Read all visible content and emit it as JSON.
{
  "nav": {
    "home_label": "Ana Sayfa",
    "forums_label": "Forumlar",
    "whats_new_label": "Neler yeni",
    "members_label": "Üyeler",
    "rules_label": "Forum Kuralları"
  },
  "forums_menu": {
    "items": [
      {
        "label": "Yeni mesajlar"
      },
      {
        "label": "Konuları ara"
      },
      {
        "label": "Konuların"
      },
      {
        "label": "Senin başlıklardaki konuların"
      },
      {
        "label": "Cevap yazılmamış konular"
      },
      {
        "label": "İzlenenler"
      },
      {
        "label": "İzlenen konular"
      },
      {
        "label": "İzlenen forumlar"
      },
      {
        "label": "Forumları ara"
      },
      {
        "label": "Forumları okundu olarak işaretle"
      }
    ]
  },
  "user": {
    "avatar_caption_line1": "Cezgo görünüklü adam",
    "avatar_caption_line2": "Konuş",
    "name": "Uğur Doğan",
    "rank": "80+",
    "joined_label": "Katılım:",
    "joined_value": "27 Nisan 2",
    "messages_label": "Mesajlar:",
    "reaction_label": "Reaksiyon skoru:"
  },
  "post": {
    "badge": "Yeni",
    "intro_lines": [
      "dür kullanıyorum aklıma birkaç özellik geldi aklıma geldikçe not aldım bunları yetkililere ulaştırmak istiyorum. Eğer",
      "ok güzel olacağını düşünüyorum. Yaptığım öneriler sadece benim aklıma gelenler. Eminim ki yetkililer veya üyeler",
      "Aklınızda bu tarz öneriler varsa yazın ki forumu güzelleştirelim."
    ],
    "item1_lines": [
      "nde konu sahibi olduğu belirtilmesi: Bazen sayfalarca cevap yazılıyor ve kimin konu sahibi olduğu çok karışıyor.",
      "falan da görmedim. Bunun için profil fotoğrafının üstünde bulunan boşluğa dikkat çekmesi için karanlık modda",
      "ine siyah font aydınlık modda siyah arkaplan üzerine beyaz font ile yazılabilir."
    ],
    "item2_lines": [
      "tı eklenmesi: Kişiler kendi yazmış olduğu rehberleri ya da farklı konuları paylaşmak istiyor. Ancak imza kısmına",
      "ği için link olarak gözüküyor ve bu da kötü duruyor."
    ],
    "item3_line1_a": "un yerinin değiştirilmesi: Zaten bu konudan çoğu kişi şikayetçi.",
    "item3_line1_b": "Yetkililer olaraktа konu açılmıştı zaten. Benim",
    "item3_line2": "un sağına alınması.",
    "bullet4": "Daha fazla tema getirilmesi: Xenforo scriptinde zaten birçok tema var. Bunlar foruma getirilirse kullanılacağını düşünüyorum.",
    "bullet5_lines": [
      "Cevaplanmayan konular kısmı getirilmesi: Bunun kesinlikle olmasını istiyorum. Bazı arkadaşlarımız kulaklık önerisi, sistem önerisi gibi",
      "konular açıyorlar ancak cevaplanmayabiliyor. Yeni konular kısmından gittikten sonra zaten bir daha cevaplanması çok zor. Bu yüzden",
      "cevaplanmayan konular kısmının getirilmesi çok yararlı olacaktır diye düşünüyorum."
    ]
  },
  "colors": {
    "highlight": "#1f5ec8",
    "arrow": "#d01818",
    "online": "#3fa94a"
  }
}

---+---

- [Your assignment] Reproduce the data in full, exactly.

- [Reply to the task]
Read all visible content and emit it as JSON.
{
  "nav": {
    "home_label": "Ana Sayfa",
    "forums_label": "Forumlar",
    "whats_new_label": "Neler yeni",
    "members_label": "Üyeler",
    "rules_label": "Forum Kuralları"
  },
  "forums_menu": {
    "items": [
      {
        "label": "Yeni mesajlar"
      },
      {
        "label": "Konuları ara"
      },
      {
        "label": "Konuların"
      },
      {
        "label": "Senin başlıklardaki konuların"
      },
      {
        "label": "Cevap yazılmamış konular"
      },
      {
        "label": "İzlenenler"
      },
      {
        "label": "İzlenen konular"
      },
      {
        "label": "İzlenen forumlar"
      },
      {
        "label": "Forumları ara"
      },
      {
        "label": "Forumları okundu olarak işaretle"
      }
    ]
  },
  "user": {
    "avatar_caption_line1": "Cezgo görünüklü adam",
    "avatar_caption_line2": "Konuş",
    "name": "Uğur Doğan",
    "rank": "80+",
    "joined_label": "Katılım:",
    "joined_value": "27 Nisan 2",
    "messages_label": "Mesajlar:",
    "reaction_label": "Reaksiyon skoru:"
  },
  "post": {
    "badge": "Yeni",
    "intro_lines": [
      "dür kullanıyorum aklıma birkaç özellik geldi aklıma geldikçe not aldım bunları yetkililere ulaştırmak istiyorum. Eğer",
      "ok güzel olacağını düşünüyorum. Yaptığım öneriler sadece benim aklıma gelenler. Eminim ki yetkililer veya üyeler",
      "Aklınızda bu tarz öneriler varsa yazın ki forumu güzelleştirelim."
    ],
    "item1_lines": [
      "nde konu sahibi olduğu belirtilmesi: Bazen sayfalarca cevap yazılıyor ve kimin konu sahibi olduğu çok karışıyor.",
      "falan da görmedim. Bunun için profil fotoğrafının üstünde bulunan boşluğa dikkat çekmesi için karanlık modda",
      "ine siyah font aydınlık modda siyah arkaplan üzerine beyaz font ile yazılabilir."
    ],
    "item2_lines": [
      "tı eklenmesi: Kişiler kendi yazmış olduğu rehberleri ya da farklı konuları paylaşmak istiyor. Ancak imza kısmına",
      "ği için link olarak gözüküyor ve bu da kötü duruyor."
    ],
    "item3_line1_a": "un yerinin değiştirilmesi: Zaten bu konudan çoğu kişi şikayetçi.",
    "item3_line1_b": "Yetkililer olaraktа konu açılmıştı zaten. Benim",
    "item3_line2": "un sağına alınması.",
    "bullet4": "Daha fazla tema getirilmesi: Xenforo scriptinde zaten birçok tema var. Bunlar foruma getirilirse kullanılacağını düşünüyorum.",
    "bullet5_lines": [
      "Cevaplanmayan konular kısmı getirilmesi: Bunun kesinlikle olmasını istiyorum. Bazı arkadaşlarımız kulaklık önerisi, sistem önerisi gibi",
      "konular açıyorlar ancak cevaplanmayabiliyor. Yeni konular kısmından gittikten sonra zaten bir daha cevaplanması çok zor. Bu yüzden",
      "cevaplanmayan konular kısmının getirilmesi çok yararlı olacaktır diye düşünüyorum."
    ]
  },
  "colors": {
    "highlight": "#1f5ec8",
    "arrow": "#d01818",
    "online": "#3fa94a"
  }
}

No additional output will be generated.